Europium

Europium (Eu)

Soft silvery metallic element belonging to the lanthanoids. Eu-151 and Eu-153 are the only two stable isotopes, both of which are Neutron absorbers. Discovered in 1889 by Sir William Crookes.
Atomic Number63
Atomic Weight151.964
Mass Number153
Group
Period6
Blockf
Protons63 p+
Neutrons90 n0
Electrons63 e-
Eu-Block.jpg Animated Bohr Model Enhanced Bohr Model Bohr Model Orbital Diagram

Properties

Atomic Radius
185 pm
Atomic Volume
Covalent Radius
168 pm
Metallic Radius
Ionic Radius
117 pm
Crystal Radius
131 pm
Van der Waals radius
235 pm
Density
5.24 g/cm³
Boiling Point
1,870 K
Melting Point
1,095 K
Electrons per shell2, 8, 18, 25, 8, 2
Electronegativity
Electrophilicity
1.11045482541 eV/particle
Proton Affinity
Electron Affinity
Ionization Potential
5.670385 eV/particle
Heat of Vaporization
176 kJ/mol
Heat of Fusion
Heat of Formation
177.4 kJ/mol
Molar Heat Capacity
27.66 J/(mol K)
Specific Heat Capacity
0.182 J/(g⋅K)
Thermal Conductivity
13.9 W/(m K)
Gas Basicity
Dipole Polarizability
184 a₀
C6 Dispersion Coefficient
Oxidation States2, 3
Color
Silver
Crystal StructureBody Centered Cubic (BCC)
Lattice Constant
4.61 Å
Bulk Modulus
Electrical Resistivity
Electron Configuration[Xe] 4f7 6s2
Magnetic Ordering
Magnetic Susceptibility
PhaseSolid
Poisson Ratio
Shear Modulus
Young's Modulus
Allotropes
Alternate Names
Adiabatic Index
Appearance
Electric Conductivity
Critical Pressure
Critical Temperature
Curie Point
Electrical
Hardness
Magnetic Susceptibility
Magnetic
Neel Point
Neutron Cross Section
Neutron Mass Absorption
Gas Phase
Quantum Numbers
Refractive Index
Space Group
Speed of Sound
Superconducting Point
Thermal Expansion
Valence Electrons
Classification
CategoryLanthanides, Lanthanides
CAS Group
IUPAC Group
Glawe Number17
Mendeleev Number25
Pettifor Number18
Geochemical Classrare earth & related
Goldschmidt Classlitophile
Radioactivity
RadioactiveNo
Decay Mode
Half-Life
Lifetime
Abundance
Abundance in Earth's crust
Abundance in Oceans
0.00000013 mg/L
Abundance in Human Body
Abundance in Meteor
Abundance in Sun
Abundance in Universe5×10-8%

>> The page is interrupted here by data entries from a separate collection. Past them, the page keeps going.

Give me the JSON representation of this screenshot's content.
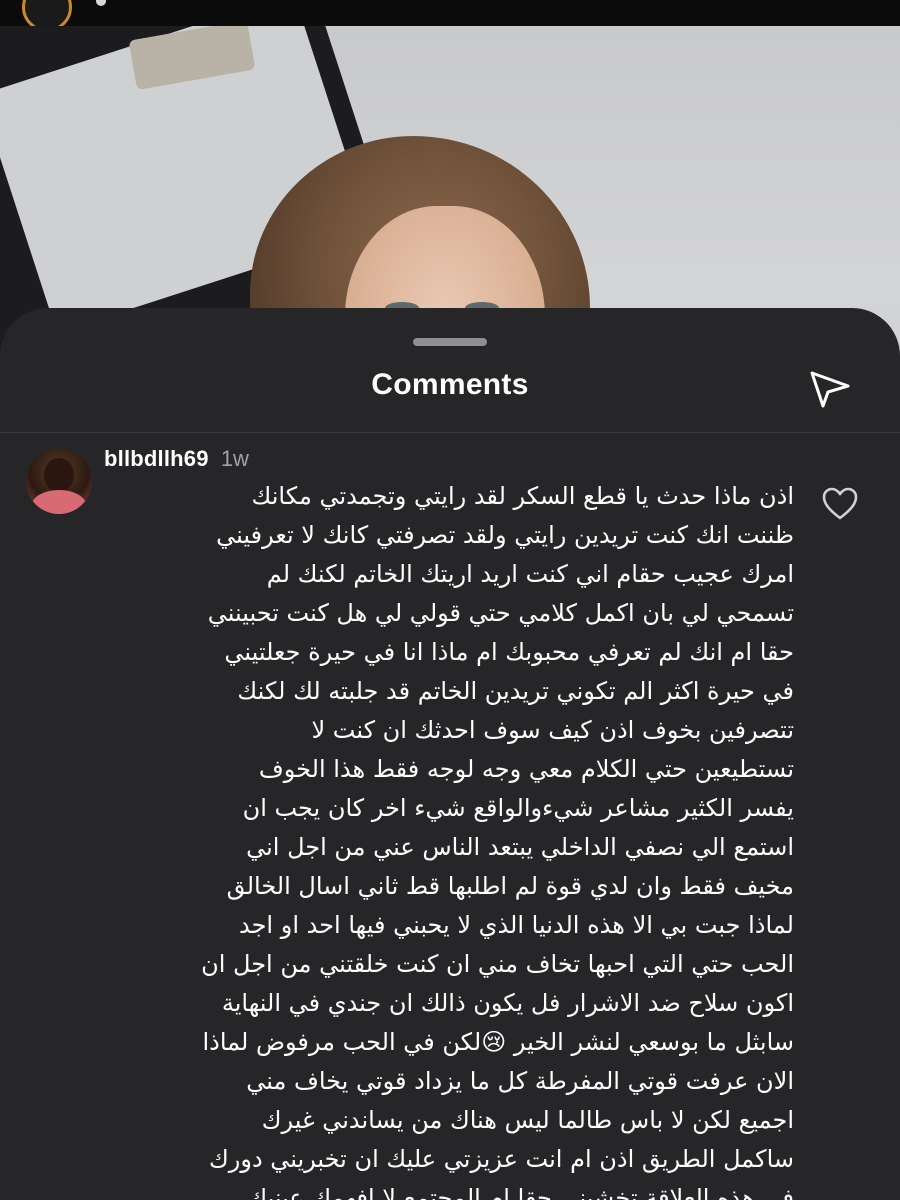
{
  "post": {
    "image_alt": "post-image"
  },
  "sheet": {
    "title": "Comments"
  },
  "comment": {
    "username": "bllbdllh69",
    "time": "1w",
    "text": "اذن ماذا حدث يا قطع السكر لقد رايتي وتجمدتي مكانك\nظننت انك كنت تريدين رايتي ولقد تصرفتي كانك لا تعرفيني\nامرك عجيب حقام اني كنت اريد اريتك الخاتم لكنك لم\nتسمحي لي بان اكمل كلامي حتي قولي لي هل كنت تحبينني\nحقا  ام انك لم تعرفي محبوبك ام ماذا انا في حيرة جعلتيني\nفي حيرة اكثر الم تكوني تريدين الخاتم قد جلبته لك لكنك\nتتصرفين بخوف اذن كيف سوف احدثك ان كنت لا\nتستطيعين حتي الكلام معي وجه لوجه فقط هذا الخوف\nيفسر الكثير مشاعر شيءوالواقع شيء اخر كان يجب ان\nاستمع الي نصفي الداخلي يبتعد الناس عني من اجل اني\nمخيف فقط وان لدي قوة لم اطلبها قط ثاني اسال الخالق\nلماذا جبت بي الا هذه الدنيا الذي لا يحبني فيها احد او اجد\nالحب حتي التي احبها تخاف مني ان كنت خلقتني من اجل ان\nاكون سلاح ضد الاشرار  فل يكون ذالك ان جندي في النهاية\nسابثل ما بوسعي لنشر الخير 😢لكن في الحب مرفوض لماذا\nالان عرفت قوتي المفرطة كل ما يزداد قوتي يخاف مني\nاجميع لكن لا باس طالما ليس هناك من يساندني غيرك\nساكمل الطريق اذن ام انت عزيزتي عليك ان تخبريني دورك\nفي هذه العلاقة تخشيني حقا ام المجتمع لا افهمك عينيك\nتقول الكثير لكن صمتك اكثر غرابة ان كنت لا تريدنني لا باس"
  },
  "icons": {
    "share": "paper-plane-icon",
    "like": "heart-icon"
  },
  "colors": {
    "sheet_bg": "#262629",
    "text": "#ffffff",
    "secondary_text": "#a1a1a6"
  }
}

Isotopes of Europium

Stable Isotopes
151Eu 153Eu
Unstable Isotopes
130Eu 131Eu 132Eu 133Eu 134Eu 135Eu 136Eu 137Eu 138Eu 139Eu 140Eu 141Eu 142Eu 143Eu 144Eu 145Eu 146Eu 147Eu 148Eu 149Eu 150Eu 152Eu 154Eu 155Eu 156Eu 157Eu 158Eu 159Eu 160Eu 161Eu 162Eu 163Eu 164Eu 165Eu 166Eu 167Eu

History

Europium was first found by Paul Émile Lecoq de Boisbaudran in 1890. In 1896, French chemist Eugène-Antole Demarçay identified spectroscopic lines in ‘samarium' caused by europium. He successfully isolated europium in 1901 using repeated crystallizations of samarium magnesium nitrate. Europium was named after Europe

DiscoverersEugène Demarçay
Discovery LocationFrance
Discovery Year1901
Name OriginNamed for the continent of Europe.
Europium is considered to be mildly toxic
Europium is the most reactive rare earth element

Uses

Europium is used in the manufacture of fluorescent glass. It is also used in the anti-counterfeiting phosphors in Euro banknotes. Europium-doped plastic has been used as a laser material. Europium isotopes are good neutron absorbers and are used in nuclear reactor control rods. Used with yttrium oxide to make red phosphors for color televisions.

Sources

Obtained from monazite sand, which is a mixture of phosphates of calcium, thorium, cerium, and most other rare earths.